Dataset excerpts
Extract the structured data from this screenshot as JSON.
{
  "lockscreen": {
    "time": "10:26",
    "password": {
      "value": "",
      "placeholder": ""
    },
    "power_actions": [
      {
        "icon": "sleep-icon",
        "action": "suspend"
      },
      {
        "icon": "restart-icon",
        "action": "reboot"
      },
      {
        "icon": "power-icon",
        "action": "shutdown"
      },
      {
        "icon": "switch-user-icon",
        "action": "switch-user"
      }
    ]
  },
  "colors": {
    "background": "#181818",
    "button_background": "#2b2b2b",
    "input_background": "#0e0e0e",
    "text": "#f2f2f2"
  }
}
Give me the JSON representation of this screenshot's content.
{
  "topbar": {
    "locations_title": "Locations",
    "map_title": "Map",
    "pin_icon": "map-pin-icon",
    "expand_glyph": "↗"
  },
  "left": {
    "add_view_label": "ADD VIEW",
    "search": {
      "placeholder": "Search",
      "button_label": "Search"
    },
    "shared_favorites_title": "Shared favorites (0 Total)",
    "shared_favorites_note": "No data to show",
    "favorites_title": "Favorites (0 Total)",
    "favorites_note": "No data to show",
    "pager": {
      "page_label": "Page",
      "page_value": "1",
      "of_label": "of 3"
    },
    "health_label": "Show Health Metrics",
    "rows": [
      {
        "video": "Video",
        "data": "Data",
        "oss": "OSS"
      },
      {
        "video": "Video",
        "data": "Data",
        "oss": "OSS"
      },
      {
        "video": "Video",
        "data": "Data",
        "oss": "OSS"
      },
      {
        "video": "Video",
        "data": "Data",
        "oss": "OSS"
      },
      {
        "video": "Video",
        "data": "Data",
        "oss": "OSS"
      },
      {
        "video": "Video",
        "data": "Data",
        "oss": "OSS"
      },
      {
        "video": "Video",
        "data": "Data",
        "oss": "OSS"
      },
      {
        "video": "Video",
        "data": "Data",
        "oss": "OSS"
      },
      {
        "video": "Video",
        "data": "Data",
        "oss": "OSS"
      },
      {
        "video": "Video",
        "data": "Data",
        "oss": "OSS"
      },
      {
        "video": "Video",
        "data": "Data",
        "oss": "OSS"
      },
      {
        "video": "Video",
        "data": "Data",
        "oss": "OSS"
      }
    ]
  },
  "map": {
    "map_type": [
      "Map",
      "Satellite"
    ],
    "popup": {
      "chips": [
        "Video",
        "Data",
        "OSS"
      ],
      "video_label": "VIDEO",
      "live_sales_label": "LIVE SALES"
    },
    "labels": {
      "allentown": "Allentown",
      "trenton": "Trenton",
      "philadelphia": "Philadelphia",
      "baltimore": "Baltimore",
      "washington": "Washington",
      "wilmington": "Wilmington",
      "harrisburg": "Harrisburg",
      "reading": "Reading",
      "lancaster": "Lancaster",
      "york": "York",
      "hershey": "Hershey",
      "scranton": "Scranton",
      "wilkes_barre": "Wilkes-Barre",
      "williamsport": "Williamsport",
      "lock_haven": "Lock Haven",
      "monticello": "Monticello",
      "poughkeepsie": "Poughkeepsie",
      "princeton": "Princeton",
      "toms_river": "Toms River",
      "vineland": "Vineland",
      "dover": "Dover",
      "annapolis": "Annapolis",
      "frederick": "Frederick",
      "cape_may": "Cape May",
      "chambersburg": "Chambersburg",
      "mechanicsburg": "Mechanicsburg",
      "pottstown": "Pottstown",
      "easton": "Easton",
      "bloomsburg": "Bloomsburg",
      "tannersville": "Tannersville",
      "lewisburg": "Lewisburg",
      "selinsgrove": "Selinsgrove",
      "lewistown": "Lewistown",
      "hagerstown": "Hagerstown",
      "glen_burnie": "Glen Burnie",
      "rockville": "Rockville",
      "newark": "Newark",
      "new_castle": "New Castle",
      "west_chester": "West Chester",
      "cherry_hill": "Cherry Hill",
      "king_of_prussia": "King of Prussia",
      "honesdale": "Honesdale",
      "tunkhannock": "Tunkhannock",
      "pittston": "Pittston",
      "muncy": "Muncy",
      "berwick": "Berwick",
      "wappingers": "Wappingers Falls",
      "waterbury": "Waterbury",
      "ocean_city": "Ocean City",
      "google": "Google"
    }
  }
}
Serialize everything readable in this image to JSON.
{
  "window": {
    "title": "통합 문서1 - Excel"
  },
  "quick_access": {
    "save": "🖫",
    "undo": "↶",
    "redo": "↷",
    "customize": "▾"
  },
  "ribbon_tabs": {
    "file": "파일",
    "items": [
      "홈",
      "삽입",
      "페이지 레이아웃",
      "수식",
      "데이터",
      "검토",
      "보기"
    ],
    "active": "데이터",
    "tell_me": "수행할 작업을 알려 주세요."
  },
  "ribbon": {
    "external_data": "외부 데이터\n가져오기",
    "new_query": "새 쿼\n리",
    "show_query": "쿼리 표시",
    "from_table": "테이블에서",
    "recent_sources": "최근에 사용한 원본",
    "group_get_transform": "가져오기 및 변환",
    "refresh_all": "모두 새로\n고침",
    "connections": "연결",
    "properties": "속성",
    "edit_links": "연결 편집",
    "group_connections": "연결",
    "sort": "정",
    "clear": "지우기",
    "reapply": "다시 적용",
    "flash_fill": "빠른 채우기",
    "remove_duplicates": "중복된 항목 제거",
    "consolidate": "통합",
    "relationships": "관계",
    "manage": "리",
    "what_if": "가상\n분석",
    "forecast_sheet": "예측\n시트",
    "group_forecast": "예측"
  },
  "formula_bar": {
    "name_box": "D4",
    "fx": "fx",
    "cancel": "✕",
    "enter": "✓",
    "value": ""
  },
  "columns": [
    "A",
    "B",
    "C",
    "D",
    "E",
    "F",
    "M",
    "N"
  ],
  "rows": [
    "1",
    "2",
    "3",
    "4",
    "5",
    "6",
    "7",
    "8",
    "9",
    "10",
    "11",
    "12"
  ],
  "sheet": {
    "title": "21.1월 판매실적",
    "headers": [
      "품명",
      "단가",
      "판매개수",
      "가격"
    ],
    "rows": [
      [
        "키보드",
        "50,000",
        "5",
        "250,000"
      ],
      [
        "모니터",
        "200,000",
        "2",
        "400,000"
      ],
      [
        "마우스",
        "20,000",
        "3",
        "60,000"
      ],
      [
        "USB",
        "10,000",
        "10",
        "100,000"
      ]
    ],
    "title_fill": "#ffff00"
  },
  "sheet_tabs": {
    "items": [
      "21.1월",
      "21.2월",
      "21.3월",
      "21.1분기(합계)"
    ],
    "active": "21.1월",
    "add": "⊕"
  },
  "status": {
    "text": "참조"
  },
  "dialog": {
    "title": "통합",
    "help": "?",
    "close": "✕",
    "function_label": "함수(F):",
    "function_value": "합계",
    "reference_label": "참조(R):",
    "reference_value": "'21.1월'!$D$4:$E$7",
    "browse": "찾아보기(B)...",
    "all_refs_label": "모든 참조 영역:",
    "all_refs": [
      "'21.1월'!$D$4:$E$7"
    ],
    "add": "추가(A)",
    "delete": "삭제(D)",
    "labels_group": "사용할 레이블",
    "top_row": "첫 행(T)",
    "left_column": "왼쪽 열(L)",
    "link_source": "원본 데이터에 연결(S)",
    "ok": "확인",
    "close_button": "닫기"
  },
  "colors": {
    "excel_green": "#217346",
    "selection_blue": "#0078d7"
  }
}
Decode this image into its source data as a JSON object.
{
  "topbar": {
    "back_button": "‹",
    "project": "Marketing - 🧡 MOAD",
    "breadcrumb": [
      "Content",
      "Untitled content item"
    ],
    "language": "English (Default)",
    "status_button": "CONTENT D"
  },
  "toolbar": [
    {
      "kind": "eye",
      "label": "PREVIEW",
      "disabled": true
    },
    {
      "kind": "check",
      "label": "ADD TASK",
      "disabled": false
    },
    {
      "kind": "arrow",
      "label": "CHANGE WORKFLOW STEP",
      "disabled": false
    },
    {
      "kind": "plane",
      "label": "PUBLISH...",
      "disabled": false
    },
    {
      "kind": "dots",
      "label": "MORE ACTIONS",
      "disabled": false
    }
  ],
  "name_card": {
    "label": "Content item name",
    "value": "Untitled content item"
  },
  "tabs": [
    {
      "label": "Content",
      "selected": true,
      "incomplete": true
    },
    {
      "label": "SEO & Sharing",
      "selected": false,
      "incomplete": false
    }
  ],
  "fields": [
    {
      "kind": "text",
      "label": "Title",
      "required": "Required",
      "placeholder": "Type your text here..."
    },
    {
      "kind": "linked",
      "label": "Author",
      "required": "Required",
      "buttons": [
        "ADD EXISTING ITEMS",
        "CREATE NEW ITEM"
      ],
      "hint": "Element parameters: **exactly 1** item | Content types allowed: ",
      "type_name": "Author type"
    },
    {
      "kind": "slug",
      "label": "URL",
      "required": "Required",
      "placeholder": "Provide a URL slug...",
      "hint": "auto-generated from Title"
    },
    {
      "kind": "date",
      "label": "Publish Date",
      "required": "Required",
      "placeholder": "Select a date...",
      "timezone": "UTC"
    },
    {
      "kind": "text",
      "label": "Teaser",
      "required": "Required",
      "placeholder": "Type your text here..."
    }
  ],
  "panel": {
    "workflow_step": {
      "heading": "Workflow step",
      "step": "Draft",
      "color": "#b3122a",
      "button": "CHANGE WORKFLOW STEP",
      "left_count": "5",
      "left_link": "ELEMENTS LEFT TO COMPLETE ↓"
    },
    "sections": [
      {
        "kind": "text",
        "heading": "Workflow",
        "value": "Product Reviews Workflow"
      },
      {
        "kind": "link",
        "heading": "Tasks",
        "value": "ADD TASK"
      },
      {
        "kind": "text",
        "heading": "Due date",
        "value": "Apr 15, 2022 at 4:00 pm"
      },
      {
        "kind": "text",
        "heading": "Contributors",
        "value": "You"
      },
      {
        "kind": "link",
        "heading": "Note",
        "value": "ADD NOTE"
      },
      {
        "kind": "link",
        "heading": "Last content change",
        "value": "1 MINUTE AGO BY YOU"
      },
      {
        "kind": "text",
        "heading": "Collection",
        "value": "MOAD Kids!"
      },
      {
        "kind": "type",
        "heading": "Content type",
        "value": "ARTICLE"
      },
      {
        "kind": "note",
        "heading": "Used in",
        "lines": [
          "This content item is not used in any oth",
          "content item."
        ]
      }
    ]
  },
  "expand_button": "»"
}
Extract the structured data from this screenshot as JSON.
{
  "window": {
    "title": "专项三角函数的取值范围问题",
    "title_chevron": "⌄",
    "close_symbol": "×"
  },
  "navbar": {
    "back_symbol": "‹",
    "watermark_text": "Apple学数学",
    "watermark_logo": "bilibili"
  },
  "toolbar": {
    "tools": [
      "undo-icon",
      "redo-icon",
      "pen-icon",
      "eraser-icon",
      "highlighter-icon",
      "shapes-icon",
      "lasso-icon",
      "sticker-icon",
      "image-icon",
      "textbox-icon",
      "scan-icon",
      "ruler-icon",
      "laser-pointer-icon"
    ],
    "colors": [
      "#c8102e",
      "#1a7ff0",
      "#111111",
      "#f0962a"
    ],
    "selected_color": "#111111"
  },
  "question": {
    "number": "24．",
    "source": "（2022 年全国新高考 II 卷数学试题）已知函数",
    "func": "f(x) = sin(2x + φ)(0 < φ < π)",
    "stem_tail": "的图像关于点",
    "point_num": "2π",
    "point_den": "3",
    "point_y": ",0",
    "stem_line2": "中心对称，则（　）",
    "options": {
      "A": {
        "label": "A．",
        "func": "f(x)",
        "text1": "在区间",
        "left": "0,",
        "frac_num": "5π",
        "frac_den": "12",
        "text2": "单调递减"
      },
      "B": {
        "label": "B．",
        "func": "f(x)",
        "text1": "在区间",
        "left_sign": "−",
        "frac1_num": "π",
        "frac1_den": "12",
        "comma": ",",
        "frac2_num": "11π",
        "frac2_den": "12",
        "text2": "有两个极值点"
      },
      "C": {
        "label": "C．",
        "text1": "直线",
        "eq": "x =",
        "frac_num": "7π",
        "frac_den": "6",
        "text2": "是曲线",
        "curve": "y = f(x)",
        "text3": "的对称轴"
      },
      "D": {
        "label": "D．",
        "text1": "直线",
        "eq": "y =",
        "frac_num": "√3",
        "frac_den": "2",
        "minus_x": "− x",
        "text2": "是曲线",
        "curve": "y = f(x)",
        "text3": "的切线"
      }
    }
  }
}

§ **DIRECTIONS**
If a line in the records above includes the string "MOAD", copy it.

§ **YOUR SOLUTION**
    "project": "Marketing - 🧡 MOAD",
        "value": "MOAD Kids!"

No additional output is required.